Maryland leads the country in ensuring that students can start the day ready to learn with the Maryland Meals for Achievement (MMFA) program. This state-funded program expands access to universal, free Breakfast in the Classroom in high poverty schools. Participating schools enjoy significantly higher breakfast participation, improved student attendance, and improved student behavior. In the 2017-2018 school year, 451 schools, with more than 240,000 students, participate in this program. However, 62 schools that applied to participate were not able to do so, due to lack of funding for this successful program.
Hear the Maryland Crunch!
Maryland Hunger Solution’s Hear the Maryland Crunch! campaign raises awareness about the importance of the School Breakfast Program in the fight against childhood hunger. Thousands of Marylanders crunch an apple together to spread the word that every child in Maryland should have access to a healthy breakfast. Follow this link to photos and more information.
Community Eligibility Creates Hunger-Free Schools

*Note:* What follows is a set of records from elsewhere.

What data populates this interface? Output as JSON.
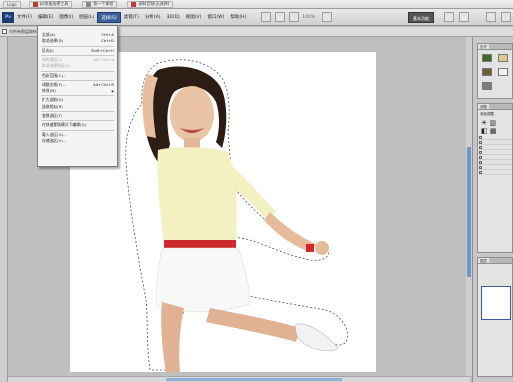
{
  "colors": {
    "menu_highlight": "#3c5f9a",
    "accent_red": "#cc2a2a",
    "scroll_thumb": "#6d96c9",
    "foreground_swatch": "#3c6b2a",
    "background_swatch": "#e0c98c"
  },
  "taskbar": {
    "items": [
      {
        "label": "Logo",
        "icon": "app-icon"
      },
      {
        "label": "ps快速选择工具",
        "icon": "window-icon"
      },
      {
        "label": "第一个课程",
        "icon": "window-icon"
      },
      {
        "label": "录制音频(无选择)",
        "icon": "window-icon"
      }
    ]
  },
  "menubar": {
    "items": [
      "Ps",
      "文件(F)",
      "编辑(E)",
      "图像(I)",
      "图层(L)",
      "选择(S)",
      "滤镜(T)",
      "分析(A)",
      "3D(D)",
      "视图(V)",
      "窗口(W)",
      "帮助(H)"
    ],
    "open_index": 2,
    "zoom": "100%",
    "workspace_button": "基本功能"
  },
  "options": {
    "checkbox_label": "对所有图层取样"
  },
  "dropdown": {
    "items": [
      {
        "label": "全部(A)",
        "shortcut": "Ctrl+A",
        "disabled": false
      },
      {
        "label": "取消选择(D)",
        "shortcut": "Ctrl+D",
        "disabled": false
      },
      {
        "label": "",
        "shortcut": "",
        "disabled": true,
        "separator": true
      },
      {
        "label": "反向(I)",
        "shortcut": "Shift+Ctrl+I",
        "disabled": false
      },
      {
        "label": "",
        "shortcut": "",
        "disabled": true,
        "separator": true
      },
      {
        "label": "所有图层(L)",
        "shortcut": "Alt+Ctrl+A",
        "disabled": true
      },
      {
        "label": "取消选择图层(S)",
        "shortcut": "",
        "disabled": true
      },
      {
        "label": "",
        "shortcut": "",
        "disabled": true,
        "separator": true
      },
      {
        "label": "色彩范围(C)...",
        "shortcut": "",
        "disabled": false
      },
      {
        "label": "",
        "shortcut": "",
        "disabled": true,
        "separator": true
      },
      {
        "label": "调整边缘(F)...",
        "shortcut": "Alt+Ctrl+R",
        "disabled": false
      },
      {
        "label": "修改(M)",
        "shortcut": "",
        "disabled": false,
        "submenu": true
      },
      {
        "label": "",
        "shortcut": "",
        "disabled": true,
        "separator": true
      },
      {
        "label": "扩大选取(G)",
        "shortcut": "",
        "disabled": false
      },
      {
        "label": "选取相似(R)",
        "shortcut": "",
        "disabled": false
      },
      {
        "label": "",
        "shortcut": "",
        "disabled": true,
        "separator": true
      },
      {
        "label": "变换选区(T)",
        "shortcut": "",
        "disabled": false
      },
      {
        "label": "",
        "shortcut": "",
        "disabled": true,
        "separator": true
      },
      {
        "label": "在快速蒙版模式下编辑(Q)",
        "shortcut": "",
        "disabled": false
      },
      {
        "label": "",
        "shortcut": "",
        "disabled": true,
        "separator": true
      },
      {
        "label": "载入选区(O)...",
        "shortcut": "",
        "disabled": false
      },
      {
        "label": "存储选区(V)...",
        "shortcut": "",
        "disabled": false
      }
    ]
  },
  "panels": {
    "history_tab": "历史",
    "adjust_tab": "调整",
    "layers_tab": "图层",
    "swatch_label": "添加调整",
    "history_rows": [
      "",
      "",
      "",
      "",
      "",
      "",
      "",
      ""
    ]
  }
}
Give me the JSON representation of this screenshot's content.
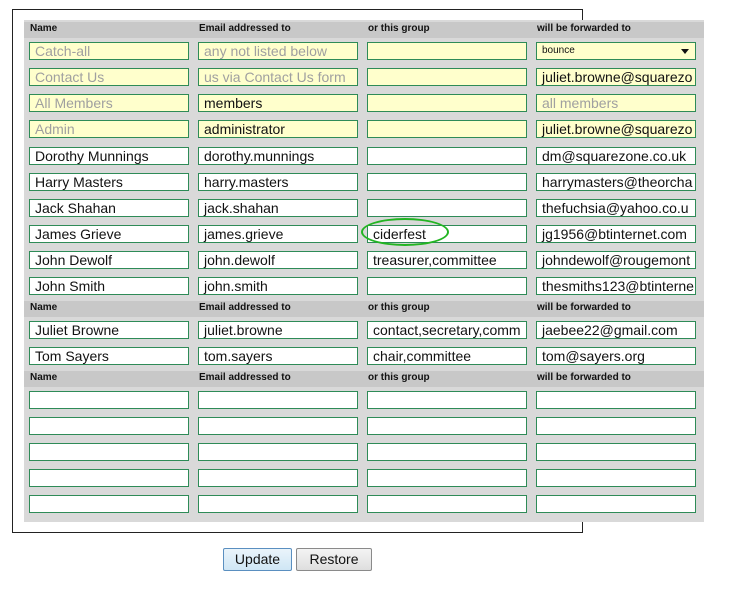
{
  "headers": {
    "name": "Name",
    "email": "Email addressed to",
    "group": "or this group",
    "forward": "will be forwarded to"
  },
  "system_rows": [
    {
      "name": "Catch-all",
      "email": "any not listed below",
      "group": "",
      "forward_select": "bounce"
    },
    {
      "name": "Contact Us",
      "email": "us via Contact Us form",
      "group": "",
      "forward": "juliet.browne@squarezo"
    },
    {
      "name": "All Members",
      "email": "members",
      "group": "",
      "forward": "all members"
    },
    {
      "name": "Admin",
      "email": "administrator",
      "group": "",
      "forward": "juliet.browne@squarezo"
    }
  ],
  "member_rows": [
    {
      "name": "Dorothy Munnings",
      "email": "dorothy.munnings",
      "group": "",
      "forward": "dm@squarezone.co.uk"
    },
    {
      "name": "Harry Masters",
      "email": "harry.masters",
      "group": "",
      "forward": "harrymasters@theorcha"
    },
    {
      "name": "Jack Shahan",
      "email": "jack.shahan",
      "group": "",
      "forward": "thefuchsia@yahoo.co.u"
    },
    {
      "name": "James Grieve",
      "email": "james.grieve",
      "group": "ciderfest",
      "forward": "jg1956@btinternet.com"
    },
    {
      "name": "John Dewolf",
      "email": "john.dewolf",
      "group": "treasurer,committee",
      "forward": "johndewolf@rougemont"
    },
    {
      "name": "John Smith",
      "email": "john.smith",
      "group": "",
      "forward": "thesmiths123@btinterne"
    }
  ],
  "officer_rows": [
    {
      "name": "Juliet Browne",
      "email": "juliet.browne",
      "group": "contact,secretary,comm",
      "forward": "jaebee22@gmail.com"
    },
    {
      "name": "Tom Sayers",
      "email": "tom.sayers",
      "group": "chair,committee",
      "forward": "tom@sayers.org"
    }
  ],
  "buttons": {
    "update": "Update",
    "restore": "Restore"
  }
}
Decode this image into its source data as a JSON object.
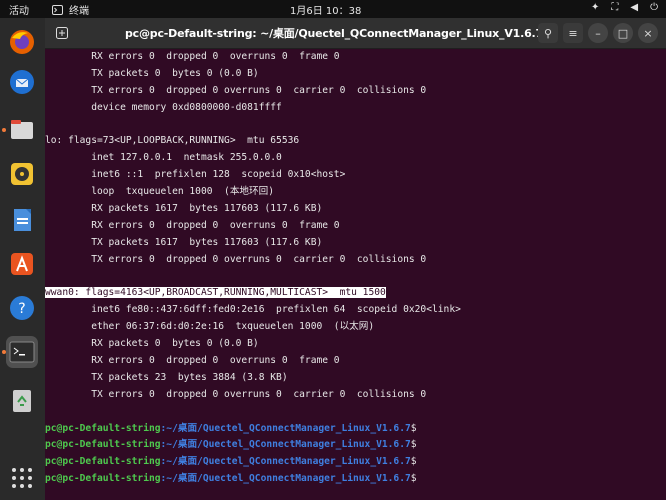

The Community Eligibility Provision allows high-poverty schools to provide free breakfast and lunch to all students. In the 2016-2017 school year, there were 229 Hunger-Free Schools in Maryland with more than 98,200 students. This new school meal funding option became available in all states in the 2014-2015 school year. Follow this link to more information.
- First Class Breakfast in Maryland: A Guide to Expanding School Breakfast (pdf)
- Reducing Childhood Hunger with the School Breakfast Program: Maryland’s Report Card(December 2014 report) (pdf)
Maryland Hunger Solutions can Help By:
- Working with your school to tailor a program to make breakfast a part of every child’s school day.
- Providing you with breakfast outreach materials to promote the program to students and families.
- Giving a presentation to students, faculty, or staff about the importance of school breakfast.